Tricoloured bumblebee by smallgirl

Have a berutiful 

Friday, 31 May 2013

West Coast Creature Feature-The Beautiful Banana Slug

On May 24, I spent about 20 minutes watching urban elementary school students interact with this banana slug. It was amazing, because half an hour before meeting the slug, the students were afraid to leave the path for fear of getting "dirty"
by smallgirl

Yes, banana slugs are beautiful!! These fabulous friends of the forest can be found in West Coast rainforests, and are the largest slug species native to the area. A banana slug is a "decomposer," meaning that it helps break down organic materials on the forest floor. These amazing creatures have no legs, so rely on slime to propel themselves across the forest floor. They actually move quite fast and are very friendly! I love picking up banana slugs and introducing them to children, who are fascinated by their tentacles (used to sense light) and sliminess.

Have a fantastic weekend!

Monday, 27 May 2013

Weekly Bear #10- "Remembear" that a baby bear is a baby bear!

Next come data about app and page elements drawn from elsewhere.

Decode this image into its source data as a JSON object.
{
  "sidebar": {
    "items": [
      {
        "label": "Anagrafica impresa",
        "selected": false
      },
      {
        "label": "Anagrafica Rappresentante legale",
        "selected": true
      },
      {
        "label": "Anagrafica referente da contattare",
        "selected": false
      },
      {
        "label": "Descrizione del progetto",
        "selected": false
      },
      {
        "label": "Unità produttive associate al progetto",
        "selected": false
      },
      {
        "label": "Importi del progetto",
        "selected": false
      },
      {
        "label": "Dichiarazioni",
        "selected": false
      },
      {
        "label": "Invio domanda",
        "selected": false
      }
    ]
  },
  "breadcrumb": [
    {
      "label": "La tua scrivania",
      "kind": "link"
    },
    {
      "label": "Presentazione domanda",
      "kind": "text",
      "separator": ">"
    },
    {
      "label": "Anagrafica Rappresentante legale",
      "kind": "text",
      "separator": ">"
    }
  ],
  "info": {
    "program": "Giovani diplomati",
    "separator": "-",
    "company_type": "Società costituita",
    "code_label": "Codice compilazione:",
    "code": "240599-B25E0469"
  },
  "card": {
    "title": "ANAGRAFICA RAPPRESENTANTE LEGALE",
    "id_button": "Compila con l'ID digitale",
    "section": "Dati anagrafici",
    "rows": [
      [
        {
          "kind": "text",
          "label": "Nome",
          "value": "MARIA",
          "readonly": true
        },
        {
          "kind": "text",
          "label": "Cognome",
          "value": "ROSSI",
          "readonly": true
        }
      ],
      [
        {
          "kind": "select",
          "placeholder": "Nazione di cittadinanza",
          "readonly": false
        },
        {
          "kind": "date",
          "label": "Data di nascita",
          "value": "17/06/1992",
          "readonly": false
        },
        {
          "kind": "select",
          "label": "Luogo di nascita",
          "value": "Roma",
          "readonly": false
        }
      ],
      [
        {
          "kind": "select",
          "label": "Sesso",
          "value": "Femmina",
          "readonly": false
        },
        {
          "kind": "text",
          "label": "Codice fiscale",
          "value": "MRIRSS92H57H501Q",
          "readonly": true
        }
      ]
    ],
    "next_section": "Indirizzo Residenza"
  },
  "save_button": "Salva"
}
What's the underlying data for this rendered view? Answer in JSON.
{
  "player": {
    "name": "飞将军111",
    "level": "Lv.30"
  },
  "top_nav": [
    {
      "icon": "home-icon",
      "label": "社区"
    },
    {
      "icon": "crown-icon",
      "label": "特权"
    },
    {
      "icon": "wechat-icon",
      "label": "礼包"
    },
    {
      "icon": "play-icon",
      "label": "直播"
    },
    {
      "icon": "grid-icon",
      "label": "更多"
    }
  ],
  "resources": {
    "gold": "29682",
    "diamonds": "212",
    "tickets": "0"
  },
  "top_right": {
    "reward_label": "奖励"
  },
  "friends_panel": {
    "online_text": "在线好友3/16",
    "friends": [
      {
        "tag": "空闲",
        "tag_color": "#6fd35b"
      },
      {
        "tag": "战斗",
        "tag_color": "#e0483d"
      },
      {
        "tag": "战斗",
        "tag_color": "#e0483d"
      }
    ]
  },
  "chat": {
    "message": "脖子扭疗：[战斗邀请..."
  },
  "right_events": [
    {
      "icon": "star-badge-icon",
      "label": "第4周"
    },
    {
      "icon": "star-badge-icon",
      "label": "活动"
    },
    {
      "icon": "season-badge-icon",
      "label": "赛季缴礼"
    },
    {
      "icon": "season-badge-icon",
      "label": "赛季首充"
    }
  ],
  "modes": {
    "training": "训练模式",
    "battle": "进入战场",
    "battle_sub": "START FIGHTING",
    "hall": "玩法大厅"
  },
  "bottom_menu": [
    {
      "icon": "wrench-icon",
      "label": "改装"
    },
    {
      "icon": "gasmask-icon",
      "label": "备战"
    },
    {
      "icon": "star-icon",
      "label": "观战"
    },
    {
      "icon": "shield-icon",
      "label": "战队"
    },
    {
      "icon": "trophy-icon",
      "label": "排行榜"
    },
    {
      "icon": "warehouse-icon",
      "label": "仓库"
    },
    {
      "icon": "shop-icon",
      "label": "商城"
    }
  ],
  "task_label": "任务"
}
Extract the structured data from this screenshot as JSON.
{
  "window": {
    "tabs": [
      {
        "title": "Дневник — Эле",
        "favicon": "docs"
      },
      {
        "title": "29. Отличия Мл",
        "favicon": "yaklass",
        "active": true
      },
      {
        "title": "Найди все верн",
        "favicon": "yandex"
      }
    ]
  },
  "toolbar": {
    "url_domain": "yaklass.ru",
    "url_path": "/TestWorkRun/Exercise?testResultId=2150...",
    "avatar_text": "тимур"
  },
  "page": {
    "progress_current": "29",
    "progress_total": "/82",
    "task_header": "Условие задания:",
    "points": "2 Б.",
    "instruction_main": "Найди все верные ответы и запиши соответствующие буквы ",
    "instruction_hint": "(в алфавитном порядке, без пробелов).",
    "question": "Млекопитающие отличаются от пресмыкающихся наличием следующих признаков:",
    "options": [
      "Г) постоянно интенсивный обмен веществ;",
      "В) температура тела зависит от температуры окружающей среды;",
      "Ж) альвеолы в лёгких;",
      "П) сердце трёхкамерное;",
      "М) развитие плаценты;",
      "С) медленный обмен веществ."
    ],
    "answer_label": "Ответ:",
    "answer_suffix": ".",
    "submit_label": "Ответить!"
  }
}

It's Spring and on the West Coast that means that baby black bears and grizzly bears are emerging with their parents. They are soooo fluffy, and soooo cute, and soooo totally still BEARS!
Grizzly bear cub by smallgirl
Black bear cub by smallgirl
Cute as they are, bears are wild animals and should not be fed, pet, touched, or interacted with in any way by people. Each year, many black bears are destroyed here on the West Coast because of negative interactions with humans. We can all live together safely if we follow a few basic precautions like: if you live in bear country, store your trash and pet food properly, clean up and pick fruit from fruit trees quickly, leash your pets when hiking, and travel in areas known to have bears in groups and with caution.

Check out this amazing video for more information about why bears are deserving of our respect: